Cover image for Exile : a novel / Denise Mina.
Exile : a novel / Denise Mina.
1st Back Bay pbk. ed.
Publication Information:
New York : Back Bay Books, 2007, c2001.
Physical Description:
413, 8, 11 p. ; 21 cm.
General Note:
Originally published: New York : Carroll & Graf Publishers, 2001. With additional material.

Includes reading group guide.


Call Number
Material Type
Home Location
MIN Book Adult Mystery / Suspense Fiction

On Order



"Stunning. . . . The danger reaches a frightening pitch."--Rocky Mountain News

"Mina offers us a complex plot with a shocking ending, all told in an amazingly original voice." - Cleveland Plain Dealer

"This is a terrific book." - Dallas Morning News

A New York Times Notable Book of the Year

Trying to escape her own troubled past and the memories of her lover's murder, Maureen O'Donnell finds refuge working as a counselor at a shelter for battered women. When the body of shelter resident Ann Harris washes up on the banks of the ThamesRivertwo weeks later, Maureen vows to discover what happened and to prove that Ann's husband is not to blame. Taking her search toLondon, Maureen soon encounters disturbing truths about Ann's hidden past - including a secret that has Maureen fighting for her life.

"Atmospheric, intense, and full of the disturbing flavor of inner-city lowlife." - Guardian

"Reads like a slap in the face - and a kick in the ribs and a fist in the stomach . . . like its powerful predecessor, Garnethill ." - New York Times Book Review

Author Notes

Denise Mina was born in Glasgow in 1966. She initially left school at the age of 16 and worked a variety of low skilled jobs like bar maid and kitchen porter. She later returned to school and earned a law degree from Glasgow University. She has since become a crime writer and playwright. She has authored the Garnethill trilogy and three novels featuring the character Patricia Meehan, a Glasgow journalist. She has also done some comic book writing with 13 issues of Hellblazer. She won the John Creasy Dagger for Best First Crime Novel for her book, Garnethill, in 1998. She also won the Theakston's Old Peculier Crime Novel of the Year Award with her title,The End of Wasp Season, in 2012.

(Bowker Author Biography)

Reviews 2

Publisher's Weekly Review

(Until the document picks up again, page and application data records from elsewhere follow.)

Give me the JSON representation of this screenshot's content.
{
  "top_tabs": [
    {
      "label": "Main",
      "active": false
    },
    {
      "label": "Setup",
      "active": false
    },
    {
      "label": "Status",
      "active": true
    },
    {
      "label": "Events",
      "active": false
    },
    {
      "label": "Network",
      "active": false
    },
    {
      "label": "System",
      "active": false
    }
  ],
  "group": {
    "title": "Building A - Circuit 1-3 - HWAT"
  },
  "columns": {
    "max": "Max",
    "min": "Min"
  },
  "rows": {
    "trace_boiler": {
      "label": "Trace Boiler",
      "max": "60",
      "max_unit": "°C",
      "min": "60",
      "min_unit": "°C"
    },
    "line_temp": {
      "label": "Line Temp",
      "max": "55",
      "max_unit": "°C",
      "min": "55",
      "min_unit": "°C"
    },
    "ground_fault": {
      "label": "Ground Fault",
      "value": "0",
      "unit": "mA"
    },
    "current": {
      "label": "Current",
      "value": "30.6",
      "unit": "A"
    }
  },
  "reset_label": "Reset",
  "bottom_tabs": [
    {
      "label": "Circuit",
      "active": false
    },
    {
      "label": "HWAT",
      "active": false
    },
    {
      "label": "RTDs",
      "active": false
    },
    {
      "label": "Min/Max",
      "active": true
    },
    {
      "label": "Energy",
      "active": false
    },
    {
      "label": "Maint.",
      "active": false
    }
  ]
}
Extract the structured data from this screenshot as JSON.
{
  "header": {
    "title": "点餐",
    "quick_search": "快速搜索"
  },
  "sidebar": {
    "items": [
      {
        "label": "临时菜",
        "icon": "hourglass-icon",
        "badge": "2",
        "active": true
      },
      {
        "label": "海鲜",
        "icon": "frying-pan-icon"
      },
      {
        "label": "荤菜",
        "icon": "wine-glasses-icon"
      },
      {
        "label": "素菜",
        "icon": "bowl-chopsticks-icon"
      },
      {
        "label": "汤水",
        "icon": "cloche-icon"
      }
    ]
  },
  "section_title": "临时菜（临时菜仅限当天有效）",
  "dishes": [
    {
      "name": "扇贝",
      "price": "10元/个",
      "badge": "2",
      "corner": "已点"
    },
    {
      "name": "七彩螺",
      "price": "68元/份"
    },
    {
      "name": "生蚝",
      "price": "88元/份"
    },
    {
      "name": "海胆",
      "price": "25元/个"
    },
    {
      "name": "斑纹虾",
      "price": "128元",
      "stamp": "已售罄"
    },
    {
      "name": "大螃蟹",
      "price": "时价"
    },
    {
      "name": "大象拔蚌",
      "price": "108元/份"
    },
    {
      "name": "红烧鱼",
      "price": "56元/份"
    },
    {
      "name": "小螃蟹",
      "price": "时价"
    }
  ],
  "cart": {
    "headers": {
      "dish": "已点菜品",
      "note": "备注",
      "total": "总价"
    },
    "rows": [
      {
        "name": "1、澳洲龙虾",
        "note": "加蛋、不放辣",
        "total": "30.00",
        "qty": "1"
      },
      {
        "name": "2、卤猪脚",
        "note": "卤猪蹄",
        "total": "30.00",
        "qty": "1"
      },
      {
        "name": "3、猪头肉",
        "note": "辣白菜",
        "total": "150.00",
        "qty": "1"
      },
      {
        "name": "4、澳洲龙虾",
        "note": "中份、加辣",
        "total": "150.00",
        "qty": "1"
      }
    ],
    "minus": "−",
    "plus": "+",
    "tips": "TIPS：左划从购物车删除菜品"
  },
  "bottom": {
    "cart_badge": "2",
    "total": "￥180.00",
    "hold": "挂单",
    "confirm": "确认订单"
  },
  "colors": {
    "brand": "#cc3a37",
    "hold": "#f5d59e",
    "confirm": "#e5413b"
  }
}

Following her Creasy Award-winning debut, Garnethill (1999), Mina delivers a second powerful novel with the same self-destructive characters, notably protagonist Maureen O'Donnell, and the same grim, gritty British locales. Maureen, while working at a shelter for abused women in Glasgow, gets pulled into the search for a missing shelter client, Ann Harris, the wife of her friend Leslie's feckless cousin, Jimmy. When Ann's mutilated corpse turns up in the Thames, Maureen agrees to go to London to investigate for Leslie, in part to escape her depressing life, burdened by flashbacks to her lover's murder, fights with her new boyfriend, a job she dislikes, estrangement from her alcoholic mother, and a long-absent abusive father whose sudden return frightens her and haunts her dreams. In seedy Brixton, a closed and suspicious community where grungy exile Glaswegians deal dope and brutalize one another, Maureen soon discovers to her peril that Ann was running dope and money between London and Glasgow for a violent criminal. All the characters are richly drawn, though especially brilliant are Mina's depictions of the forlorn JimmyDunemployed, hapless, lovingly caring for his four "weans"Dand of the ambivalent Maureen, aggressive and needy, independent yet desirous of affection, confident of the future but unable to purge the demons of her past. This is the second in a planned trilogy by a writer of stunning talent and accomplishment. (Mar. 1) (c) Copyright PWxyz, LLC. All rights reserved

Library Journal Review

Mina follows up 1999's Garnethill with another novel that is just as gritty. Set in Glasgow, it features Maureen O'Donnell, who labors under enough impediments to fuel two soap opera seasons: alcoholism, parental abuse, trouble finding Mr. Right, and not even a wee dram of fashion sense. Then she stumbles into the matter of finding out what happened to Ann Harris. Ann, a resident of the battered women's shelter where Maureen has been working, has disappeared under mysterious circumstances. Has she been killed in London? Did she add drugs to her alcohol problems? Maureen and Leslie, a friendly administrator from the shelter, join forces to find out. Suspicion falls on Ann's boyfriend, the much put-upon Jimmy, who is forever caring for the four weans Ann has left behind. Jimmy falls almost too easily into the role of prime suspect until Maureen and Leslie start rooting around in the less savory parts of Glasgow and London to uncover the truth. A good suggestion for anyone who appreciates their mysteries dark, while the female bonding should appeal especially to fans of the Val McDermid mysteries. Bob Lunn, Kansas City P.L., MO (c) Copyright 2010. Library Journals LLC, a wholly owned subsidiary of Media Source, Inc. No redistribution permitted.